Ordinarily a rather unnecessary affair, the third-place play-off at this year’s Copa América was not without drama but it wasn’t Argentina’s 2-1 victory over Chile that generated the headlines rather the red card shown to Lionel Messi that sparked controversy.
Early goals from Sergio Agüero and Paulo Dybala had put a sprightly Argentina in firm control against the ageing Chilean side, who had beaten them to the two previous Copa Américas, before card-happy Paraguayan referee Mario Diaz de Vivar sent off Lionel Messi and Gary Medel.
The pair have history since Medel gave Messi an unpunished boot in the chest during Chile’s 2015 triumph but nothing like that level of violence when the Argentina captain gave a slight shove chasing a loose ball prompting Medel to barge Messi with his chest. The look of shock on Messi’s face upon seeing the red card only compounded by the officials opting not to check the incident again with VAR.
For Medel, the pitbull who plies his trade on the edge of what a referee will deem excessive, it was a surprise but for Messi, whose only other career red card came on his Argentina debut 14 years prior, it was a decision that went far deeper.
Critical of the officiating after Argentina’s semi-final defeat to Brazil when two penalty claims were deemed unworthy of a VAR check, Messi felt this could have been personal and after La Albiceleste saw off Chile to collect third-place there was no sign of their captain.
“I didn’t go because of a bit of everything. I think that we shouldn’t form part of this corruption, for the lack of respect they’ve shown us in this tournament,” an irate Messi told the press.
“We leave with the feeling that we could have done more, that against Brazil and today [against Chile] have been our two best games.”
Facing a suspension for the next CONMEBOL dates and casting doubt over whether Peru stand any chance against Brazil with the odds so stacked in their favour, South America’s governing body responded to Messi in no uncertain terms.
“In football, sometimes you win and sometimes you lose and a fundamental pillar of fair play is accepting the result with loyalty and respect,” a statement read.
“The same goes for refereeing decisions, they are human and can always improve. It’s unacceptable that from roots of the competition, where 12 teams compete in equal conditions, there have been unfounded accusations made that are untrue and put the integrity of the Copa America in question.

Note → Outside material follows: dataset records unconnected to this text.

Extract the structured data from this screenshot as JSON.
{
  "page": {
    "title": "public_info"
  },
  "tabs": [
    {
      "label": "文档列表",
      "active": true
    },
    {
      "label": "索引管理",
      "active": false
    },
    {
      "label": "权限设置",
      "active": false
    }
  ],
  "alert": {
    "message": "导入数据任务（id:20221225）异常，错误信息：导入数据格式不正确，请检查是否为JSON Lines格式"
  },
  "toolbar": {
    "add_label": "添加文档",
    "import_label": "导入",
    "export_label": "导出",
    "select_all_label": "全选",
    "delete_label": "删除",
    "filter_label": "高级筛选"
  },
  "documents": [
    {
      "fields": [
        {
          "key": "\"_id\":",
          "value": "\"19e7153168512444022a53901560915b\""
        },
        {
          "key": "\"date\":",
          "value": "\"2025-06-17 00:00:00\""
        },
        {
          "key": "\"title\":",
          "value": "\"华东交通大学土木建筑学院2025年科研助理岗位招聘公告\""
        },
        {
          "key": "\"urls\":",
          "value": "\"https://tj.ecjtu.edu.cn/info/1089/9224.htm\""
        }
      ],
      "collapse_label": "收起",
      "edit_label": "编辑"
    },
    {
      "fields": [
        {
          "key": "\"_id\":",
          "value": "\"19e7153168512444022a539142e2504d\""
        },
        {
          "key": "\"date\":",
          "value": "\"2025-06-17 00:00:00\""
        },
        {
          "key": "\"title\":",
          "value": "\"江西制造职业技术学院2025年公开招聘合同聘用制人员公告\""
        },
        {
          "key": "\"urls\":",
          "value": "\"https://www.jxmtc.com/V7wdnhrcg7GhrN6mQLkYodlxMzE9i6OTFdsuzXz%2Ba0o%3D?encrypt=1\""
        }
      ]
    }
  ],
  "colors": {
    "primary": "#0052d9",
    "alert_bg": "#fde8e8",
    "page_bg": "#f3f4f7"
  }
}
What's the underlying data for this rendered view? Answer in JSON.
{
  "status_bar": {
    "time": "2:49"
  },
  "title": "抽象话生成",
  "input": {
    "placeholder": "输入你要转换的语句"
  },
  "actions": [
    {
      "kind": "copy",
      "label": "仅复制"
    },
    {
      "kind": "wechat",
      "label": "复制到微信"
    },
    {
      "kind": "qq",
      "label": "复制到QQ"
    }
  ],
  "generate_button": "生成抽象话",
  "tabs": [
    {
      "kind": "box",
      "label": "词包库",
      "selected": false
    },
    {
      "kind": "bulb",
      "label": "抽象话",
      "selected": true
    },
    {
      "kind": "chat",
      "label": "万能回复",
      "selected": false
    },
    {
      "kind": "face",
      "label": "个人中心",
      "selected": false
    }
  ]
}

“[These accusations] represent a lack of respect to the competition, to the footballers taking part, and to the hundreds of CONMEBOL professionals who have worked since 2016 to make our organisation transparent and professional and to develop South American football.”
The standard of officiating at the Copa América and the confusing use of VAR leaves a bitter taste but after a dreadful start to the tournament, Argentina have managed to take positives. The sense of injustice provides context to La Albiceleste’s extended trophy drought and in the performances against Brazil and Chile there were shoots of fresh optimism.
Sergio Agüero’s partnership with Lautaro Martínez during the Copa has been one such reason but with the Inter youngster suspended Paulo Dybala got his chance and in tandem with captain Messi, the three shone.
Messi’s quick free-kick after 12 minutes released the alert Agüero and the Manchester City striker rounded Gabriel Arias to put Argentina in front before Giovani Lo Celso, another who promises to be a central part of La Albiceleste’s future, slipped in Dybala to leave the Chilean defence in his wake and dink the ball over the the onrushing goalkeeper.
Two-nil up with barely 20 minutes on the clock against the side Argentina couldn’t find a way past in two previous Copa América finals provided reason for cheer and when the previously incompatible Messi and Dybala combined for what was almost a spectacular third, the Juventus forward volleying narrowly wide, it looked like a rout was possible.
However, amid a flurry of fouls which Mario Diaz de Vivar couldn’t control the game’s major talking point came eight minutes before the half time whistle.
Ten against ten Argentina remained the better side for the most part but when Diaz de Vivar awarded a penalty to Chile just before the hour mark after rewatching a Lo Celso hack with the VAR not only did it further antagonise Lionel Scaloni’s it handed Chile a lifeline.
Arturo Vidal smashed the ball past Franco Armani and although Scaloni substituting Dybala, Agüero and Lo Celso seemed to invite further pressure, Argentina held on for the win.
A positive way for Argentina to end the tournament but still only the beginning of a long rebuilding process. Scaloni will remain in charge until the end of the year with several key friendlies before the start of CONMEBOL’s long World Cup qualification process. That could begin without Messi due to suspension and may yet be under new management so the future remains uncertain.